Option one: Label desks with something other than student names.
In the upper grades, especially, you have several groups of students throughout the day. Chances are, you’re not taping student names to the desks, anyway. You may, however, want to label the desks with numbers. Or, you can get creative and label them with symbols that match your subject matter. My favorite system involves two decks of playing cards. (I use only the numbered cards, not the king, queen, or jack. The one exception is the queen of hearts, which gets taped to my desk.) Here’s how it works:
1. Tape the cards onto the desks. This naturally numbers the seats and also divides the class into four teams (spades, diamonds, etc).
2. Remove cards as needed from the other deck so it matches the cards taped to the desks. You’ll use this for randomly assigning seats as students enter the room.
3. When the kids come in the first day, hand them a card and say, ‘Good morning. Your seat is the one that matches this card. The rest of the directions are on the board.’
4. Make multiple copies of a blank seating chart that matches the layout of the desks and cards. These can be used to make seating charts once you know kids better.
Note: This system is not perfect. (No system is perfect.) Among other things, the cards get grungy after a while and some of the kids pick at the tape or put gum under them. You’ll probably have to replacing them a few times a year. What I like about this system, however, is that it keeps kids from sitting with the friends they walked in with, and it also keeps them from heading straight for the seats in the back of the room on the first day.
Option 2: Strategically Place Empty Seats. And Forget About Alphabetical Order.
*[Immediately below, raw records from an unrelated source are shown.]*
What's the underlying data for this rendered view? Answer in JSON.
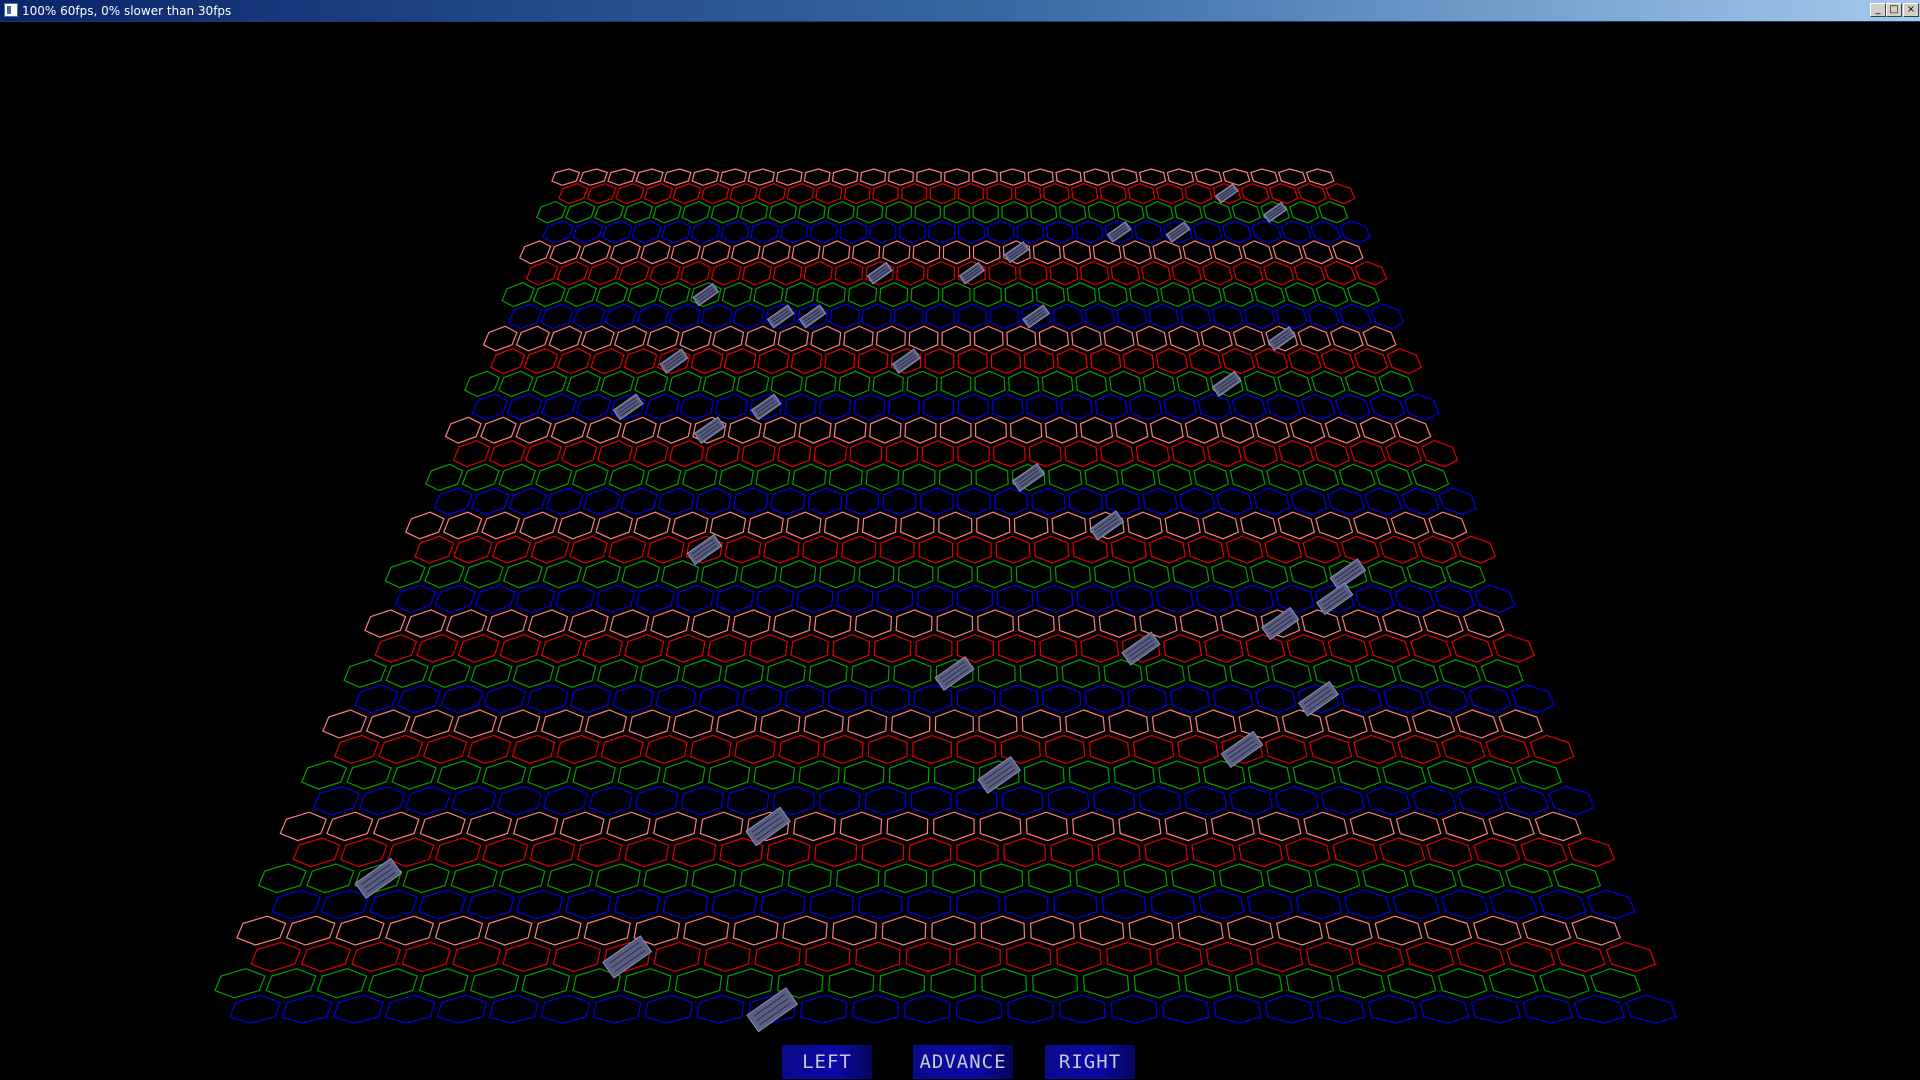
{
  "window": {
    "title": "100% 60fps, 0% slower than 30fps",
    "minimize_glyph": "_",
    "maximize_glyph": "□",
    "close_glyph": "×"
  },
  "board": {
    "columns": 28,
    "rows": 36,
    "row_colors": [
      "#ff7f7f",
      "#e00000",
      "#00a000",
      "#0000e8"
    ],
    "marker_color": "#5a5f82",
    "units": [
      [
        23,
        1
      ],
      [
        25,
        2
      ],
      [
        19,
        3
      ],
      [
        21,
        3
      ],
      [
        16,
        4
      ],
      [
        11,
        5
      ],
      [
        14,
        5
      ],
      [
        6,
        6
      ],
      [
        9,
        7
      ],
      [
        8,
        7
      ],
      [
        16,
        7
      ],
      [
        24,
        8
      ],
      [
        5,
        9
      ],
      [
        12,
        9
      ],
      [
        22,
        10
      ],
      [
        8,
        11
      ],
      [
        4,
        11
      ],
      [
        7,
        12
      ],
      [
        16,
        14
      ],
      [
        18,
        16
      ],
      [
        7,
        17
      ],
      [
        24,
        18
      ],
      [
        23,
        19
      ],
      [
        22,
        20
      ],
      [
        18,
        21
      ],
      [
        14,
        22
      ],
      [
        22,
        23
      ],
      [
        20,
        25
      ],
      [
        15,
        26
      ],
      [
        10,
        28
      ],
      [
        2,
        30
      ],
      [
        7,
        33
      ],
      [
        10,
        35
      ]
    ]
  },
  "controls": {
    "left_label": "LEFT",
    "advance_label": "ADVANCE",
    "right_label": "RIGHT"
  }
}
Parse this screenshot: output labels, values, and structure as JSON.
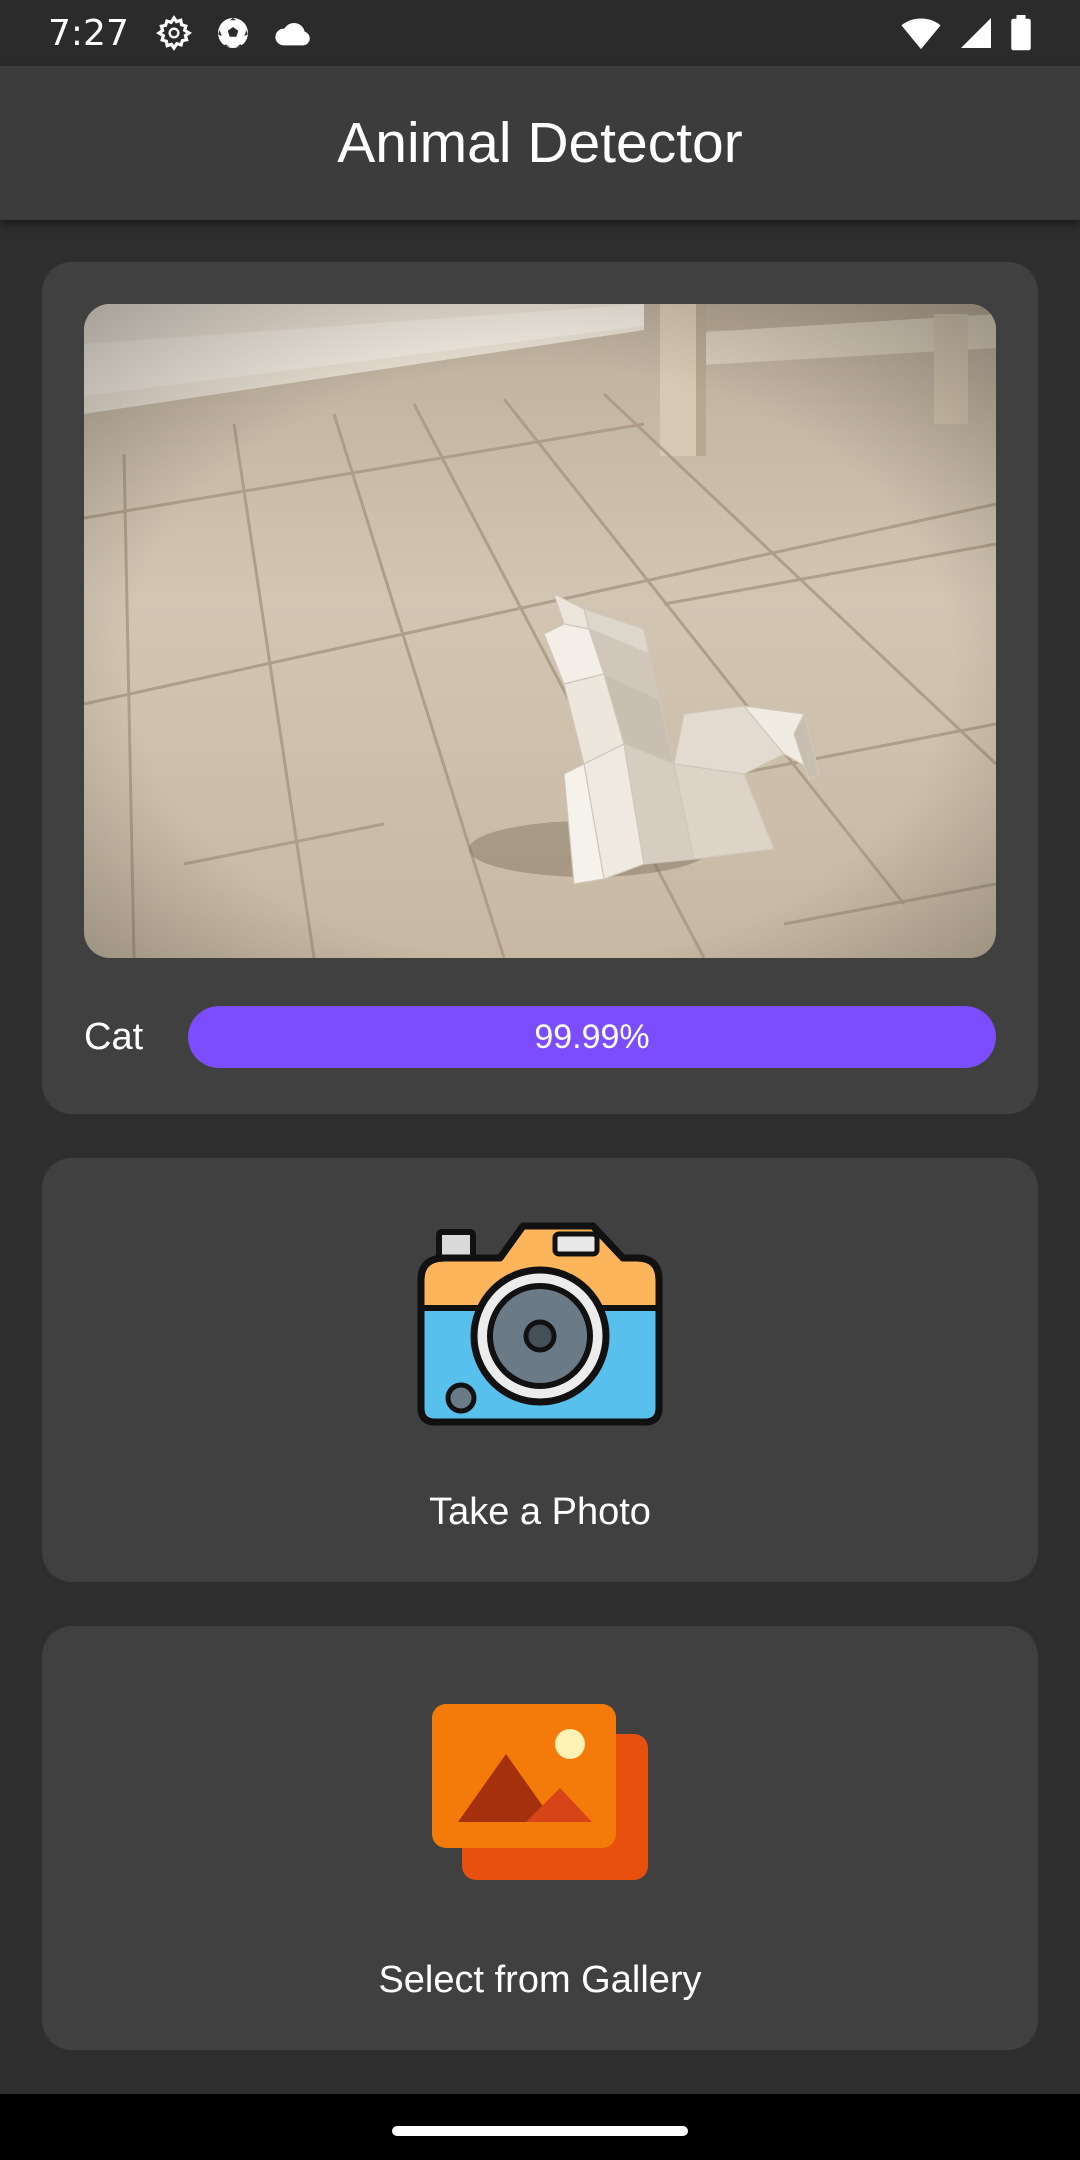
{
  "status_bar": {
    "time": "7:27",
    "left_icons": [
      "settings-icon",
      "soccer-ball-icon",
      "cloud-icon"
    ],
    "right_icons": [
      "wifi-icon",
      "signal-icon",
      "battery-icon"
    ]
  },
  "app_bar": {
    "title": "Animal Detector"
  },
  "result": {
    "photo_icon": "cat-photo",
    "label": "Cat",
    "confidence": 0.9999,
    "confidence_text": "99.99%",
    "bar_color": "#7c4dff"
  },
  "camera_action": {
    "label": "Take a Photo",
    "icon": "camera-icon"
  },
  "gallery_action": {
    "label": "Select from Gallery",
    "icon": "gallery-icon"
  }
}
This is often a good option for the lower grades, where you have one class of students and also often have a classroom theme, where the kids have their names written on paper caterpillars (or whatever) taped to each desk. In this case, just assume that you’ll need five extra desks for students who come in at the last minute, and you’ll also need some extra, blank paper caterpillars, and some extra tape. Chances are, there will be some no-show students as well. You can decide in advance where you’d like these extra desks located based on how you’ve organized your classroom. What you’ll want to avoid, however, is labeling the desks alphabetically, only to let out a long, exasperated sigh when a student whose last name starts with M walks in and messes up the whole thing.
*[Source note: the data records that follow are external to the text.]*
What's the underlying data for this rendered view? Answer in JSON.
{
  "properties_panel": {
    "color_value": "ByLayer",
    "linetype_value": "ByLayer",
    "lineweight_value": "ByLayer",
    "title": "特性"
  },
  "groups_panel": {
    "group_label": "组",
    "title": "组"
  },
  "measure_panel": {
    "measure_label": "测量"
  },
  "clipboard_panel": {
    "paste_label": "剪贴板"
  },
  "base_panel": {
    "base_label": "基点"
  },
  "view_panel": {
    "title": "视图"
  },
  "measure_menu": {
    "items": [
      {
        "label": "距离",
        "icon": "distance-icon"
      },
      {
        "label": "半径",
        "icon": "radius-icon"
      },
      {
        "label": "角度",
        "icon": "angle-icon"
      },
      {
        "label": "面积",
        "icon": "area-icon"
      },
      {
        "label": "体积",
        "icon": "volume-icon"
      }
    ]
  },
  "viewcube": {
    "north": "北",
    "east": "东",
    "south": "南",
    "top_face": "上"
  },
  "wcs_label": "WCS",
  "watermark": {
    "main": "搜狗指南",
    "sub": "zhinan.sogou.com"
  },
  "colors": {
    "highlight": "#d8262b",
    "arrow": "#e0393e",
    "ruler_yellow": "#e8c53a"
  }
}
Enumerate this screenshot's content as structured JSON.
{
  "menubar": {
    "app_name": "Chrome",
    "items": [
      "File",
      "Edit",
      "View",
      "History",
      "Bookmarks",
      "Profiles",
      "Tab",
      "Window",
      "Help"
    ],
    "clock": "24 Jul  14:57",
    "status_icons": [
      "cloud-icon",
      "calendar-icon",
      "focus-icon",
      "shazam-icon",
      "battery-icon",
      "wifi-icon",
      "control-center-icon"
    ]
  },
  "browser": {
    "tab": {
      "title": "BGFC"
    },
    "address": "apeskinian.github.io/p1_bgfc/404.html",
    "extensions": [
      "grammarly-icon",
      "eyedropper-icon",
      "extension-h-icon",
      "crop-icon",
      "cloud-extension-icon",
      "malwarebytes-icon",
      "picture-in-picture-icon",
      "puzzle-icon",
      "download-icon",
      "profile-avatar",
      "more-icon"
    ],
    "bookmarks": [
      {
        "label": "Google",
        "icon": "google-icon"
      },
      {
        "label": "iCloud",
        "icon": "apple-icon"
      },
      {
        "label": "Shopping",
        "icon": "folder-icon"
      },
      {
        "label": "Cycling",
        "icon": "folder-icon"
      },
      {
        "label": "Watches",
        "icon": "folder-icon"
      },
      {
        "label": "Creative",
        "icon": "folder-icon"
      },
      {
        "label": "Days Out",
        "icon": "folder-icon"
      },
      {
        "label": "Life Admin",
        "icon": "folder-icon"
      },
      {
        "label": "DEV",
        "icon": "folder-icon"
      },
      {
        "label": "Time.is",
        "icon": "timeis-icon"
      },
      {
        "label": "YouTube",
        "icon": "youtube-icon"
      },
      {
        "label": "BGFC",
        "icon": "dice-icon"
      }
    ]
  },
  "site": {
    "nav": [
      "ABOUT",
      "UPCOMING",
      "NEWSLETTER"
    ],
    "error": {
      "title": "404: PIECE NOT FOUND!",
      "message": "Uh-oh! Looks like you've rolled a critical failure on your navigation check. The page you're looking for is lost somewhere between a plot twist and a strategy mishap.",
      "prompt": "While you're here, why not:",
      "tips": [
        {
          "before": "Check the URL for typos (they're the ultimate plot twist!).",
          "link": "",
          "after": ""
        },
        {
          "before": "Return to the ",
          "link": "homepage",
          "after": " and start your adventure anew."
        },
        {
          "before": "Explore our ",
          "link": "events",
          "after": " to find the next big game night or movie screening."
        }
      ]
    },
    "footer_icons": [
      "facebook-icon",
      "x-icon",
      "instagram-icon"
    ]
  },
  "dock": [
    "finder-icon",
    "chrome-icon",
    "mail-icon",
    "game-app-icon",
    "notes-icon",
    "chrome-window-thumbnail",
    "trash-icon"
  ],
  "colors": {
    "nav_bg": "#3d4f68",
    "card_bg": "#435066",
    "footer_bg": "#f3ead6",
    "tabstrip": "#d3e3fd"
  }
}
P.S. You can now get your copy of Adequate Yearly Progress: A Novel!